BRIEF: Write every entry out again exactly, please, and skip the pictures.

Data records for software interfaces:

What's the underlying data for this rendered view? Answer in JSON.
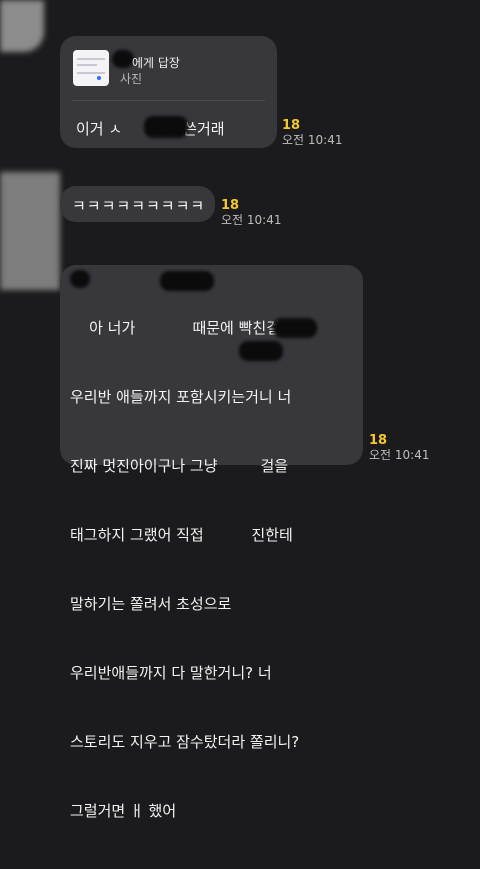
{
  "messages": [
    {
      "reply": {
        "header": "에게 답장",
        "subtitle": "사진"
      },
      "text": "이거 ㅅ      한테 쓴거래",
      "unread": "18",
      "time": "오전 10:41"
    },
    {
      "text": "ㅋㅋㅋㅋㅋㅋㅋㅋㅋ",
      "unread": "18",
      "time": "오전 10:41"
    },
    {
      "lines": [
        "    아 너가            때문에 빡친걸 ㅐ",
        "우리반 애들까지 포함시키는거니 너",
        "진짜 멋진아이구나 그냥         걸을",
        "태그하지 그랬어 직접          진한테",
        "말하기는 쫄려서 초성으로",
        "우리반애들까지 다 말한거니? 너",
        "스토리도 지우고 잠수탔더라 쫄리니?",
        "그럴거면 ㅐ 했어"
      ],
      "unread": "18",
      "time": "오전 10:41"
    }
  ],
  "colors": {
    "background": "#1b1b1d",
    "bubble": "#38383c",
    "unread_count": "#f2c733",
    "timestamp": "#bdbdbd"
  }
}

SOLUTION FOR THIS TASK:
What's the underlying data for this rendered view? Answer in JSON.
{
  "messages": [
    {
      "reply": {
        "header": "에게 답장",
        "subtitle": "사진"
      },
      "text": "이거 ㅅ      한테 쓴거래",
      "unread": "18",
      "time": "오전 10:41"
    },
    {
      "text": "ㅋㅋㅋㅋㅋㅋㅋㅋㅋ",
      "unread": "18",
      "time": "오전 10:41"
    },
    {
      "lines": [
        "    아 너가            때문에 빡친걸 ㅐ",
        "우리반 애들까지 포함시키는거니 너",
        "진짜 멋진아이구나 그냥         걸을",
        "태그하지 그랬어 직접          진한테",
        "말하기는 쫄려서 초성으로",
        "우리반애들까지 다 말한거니? 너",
        "스토리도 지우고 잠수탔더라 쫄리니?",
        "그럴거면 ㅐ 했어"
      ],
      "unread": "18",
      "time": "오전 10:41"
    }
  ],
  "colors": {
    "background": "#1b1b1d",
    "bubble": "#38383c",
    "unread_count": "#f2c733",
    "timestamp": "#bdbdbd"
  }
}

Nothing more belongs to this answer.